Ben "Benny" Benson was 13, a 7th grade orphan at a mission school
in Seward when he created the flag for the Territory of
Alaska in 1927. He entered a contest arranged for children in grades 7
through 12 by Alaska Territorial Governor George Parks. On a visit to the
U.S. Post Office building in 1926 he had noticed that, while there were
flags for every state displayed, the territory of Alaska had none. Update:
we have been informed that the contest was actually held by the American
Legion of Alaska. So perhaps it was at Governor Parks request.
The rules called for 8½ x 11-inch paper, color or plain ink. Each community

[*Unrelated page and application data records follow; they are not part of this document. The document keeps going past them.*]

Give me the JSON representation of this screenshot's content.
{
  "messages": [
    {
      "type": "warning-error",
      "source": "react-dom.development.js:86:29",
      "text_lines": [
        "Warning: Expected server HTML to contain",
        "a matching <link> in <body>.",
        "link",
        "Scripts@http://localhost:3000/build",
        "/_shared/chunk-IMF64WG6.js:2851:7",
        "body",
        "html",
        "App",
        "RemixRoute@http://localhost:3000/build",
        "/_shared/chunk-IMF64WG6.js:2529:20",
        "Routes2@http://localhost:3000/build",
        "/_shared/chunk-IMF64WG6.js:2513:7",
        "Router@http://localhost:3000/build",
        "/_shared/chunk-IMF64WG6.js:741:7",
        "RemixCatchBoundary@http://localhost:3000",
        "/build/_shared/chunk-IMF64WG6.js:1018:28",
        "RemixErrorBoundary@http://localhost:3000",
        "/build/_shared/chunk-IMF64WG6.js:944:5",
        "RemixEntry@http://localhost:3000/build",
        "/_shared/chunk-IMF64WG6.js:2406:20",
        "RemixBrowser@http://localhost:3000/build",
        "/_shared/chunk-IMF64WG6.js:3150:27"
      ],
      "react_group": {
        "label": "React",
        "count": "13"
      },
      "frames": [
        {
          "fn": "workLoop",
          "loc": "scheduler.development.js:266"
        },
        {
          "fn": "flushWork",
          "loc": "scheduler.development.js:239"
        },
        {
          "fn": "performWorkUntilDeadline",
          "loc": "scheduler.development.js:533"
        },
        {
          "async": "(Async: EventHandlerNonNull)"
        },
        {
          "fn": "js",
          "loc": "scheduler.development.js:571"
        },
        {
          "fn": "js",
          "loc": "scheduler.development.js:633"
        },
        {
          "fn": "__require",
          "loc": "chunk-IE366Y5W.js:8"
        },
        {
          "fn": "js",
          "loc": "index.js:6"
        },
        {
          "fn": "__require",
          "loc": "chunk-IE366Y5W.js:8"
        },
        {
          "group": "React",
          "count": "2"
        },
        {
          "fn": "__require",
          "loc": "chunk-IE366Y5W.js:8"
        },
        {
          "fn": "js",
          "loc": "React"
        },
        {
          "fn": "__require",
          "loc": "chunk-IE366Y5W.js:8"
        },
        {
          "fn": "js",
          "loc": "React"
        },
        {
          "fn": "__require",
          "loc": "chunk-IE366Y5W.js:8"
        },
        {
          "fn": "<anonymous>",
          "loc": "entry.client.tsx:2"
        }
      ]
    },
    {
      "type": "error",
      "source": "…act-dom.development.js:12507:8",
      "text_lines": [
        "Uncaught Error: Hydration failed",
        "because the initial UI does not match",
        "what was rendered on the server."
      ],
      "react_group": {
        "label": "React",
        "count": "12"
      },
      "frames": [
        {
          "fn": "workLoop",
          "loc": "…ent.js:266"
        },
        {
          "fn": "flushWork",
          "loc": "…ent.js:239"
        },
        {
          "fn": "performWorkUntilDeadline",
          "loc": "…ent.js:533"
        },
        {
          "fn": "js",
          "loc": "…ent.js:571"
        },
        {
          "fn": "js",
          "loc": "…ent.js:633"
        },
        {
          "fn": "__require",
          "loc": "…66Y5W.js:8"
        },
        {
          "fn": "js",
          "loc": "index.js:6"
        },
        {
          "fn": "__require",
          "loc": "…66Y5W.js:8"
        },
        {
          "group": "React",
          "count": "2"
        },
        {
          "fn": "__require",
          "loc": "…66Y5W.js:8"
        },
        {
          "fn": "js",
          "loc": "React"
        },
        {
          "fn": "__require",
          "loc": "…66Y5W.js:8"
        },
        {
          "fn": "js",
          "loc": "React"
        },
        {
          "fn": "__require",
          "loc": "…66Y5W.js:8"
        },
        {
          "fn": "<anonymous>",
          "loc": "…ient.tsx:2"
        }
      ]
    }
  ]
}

formed a panel to select the 10 best entries, which were then forwarded to
the final committee in Juneau.
Benson looked to the sky, choosing the Big Dipper (Ursa Major) and the
North Star for his symbols. He described his choices: "The blue field is for
the Alaska sky and the forget-me-not, an Alaska Flower. The North Star is
for the future state of Alaska, the most northerly of the union. The dipper
is for the Great Bear symbolizing strength." His sentiments are echoed in
the state song.
Benny actually drew more than one entry. One had a dogsled and two
huskies on a bright green backdrop. A second was a massive mountain rising
in front of a yellow sun. And the one that won, had the number 1867 under
the Big Dipper on a royal blue background.
Benny Benson was born in Chignik in 1913, part Russian-Aleut and part
Swedish. His father put him in an orphanage, the Jesse Lee Home in Unalaska,
at the age of 3 when his mother died. The home moved from Unalaska to
Seward in 1925.
Benson learned about his win in March 1927. “One day our teacher’s
husband came in the room and he brought a telegram,” Benson recalled in
1971. “She just looked at it and her mouth dropped open. She was speechless.
… And I darned near fell out of my seat, I guess.”
The only change that was made in his design was the removal of the
“1867.” His design was favored over about 700 entries from schoolchildren around
the state. Many of the other entries had variations on polar bears, gold
pans, the state seal, the midnight sun,
or northern lights. Until his flag
was chosen, Alaskans had flown only the U.S. flag since the territory was
purchased from Russia in 1867. The Territory of Alaska became a state in
Benson spent most of his adult life in Kodiak, where he worked for Kodiak
Airways. He had two daughters and several stepchildren and grandchildren. In
later years, Benson sewed custom, autographed Alaska flags for legislators,
dignitaries and each Miss Alaska. He later said that his greatest thrill was
the standing ovation he received at the Alaska constitutional convention. He died
of a heart attack on July 2,
1972., at the age of 58.
For his feat, Benson won a gold watch with his design engraved on the
back and $1,000 that he later used for diesel-engine repair school. The
watch he donated to the Alaska State Museum in 1963. The original flag,
made of blue silk and appliquéd gold stars, was first flown July 9, 1927.
If you visit Seward, you can find the Benny Benson Memorial at Mile 1.4
of the Seward Highway.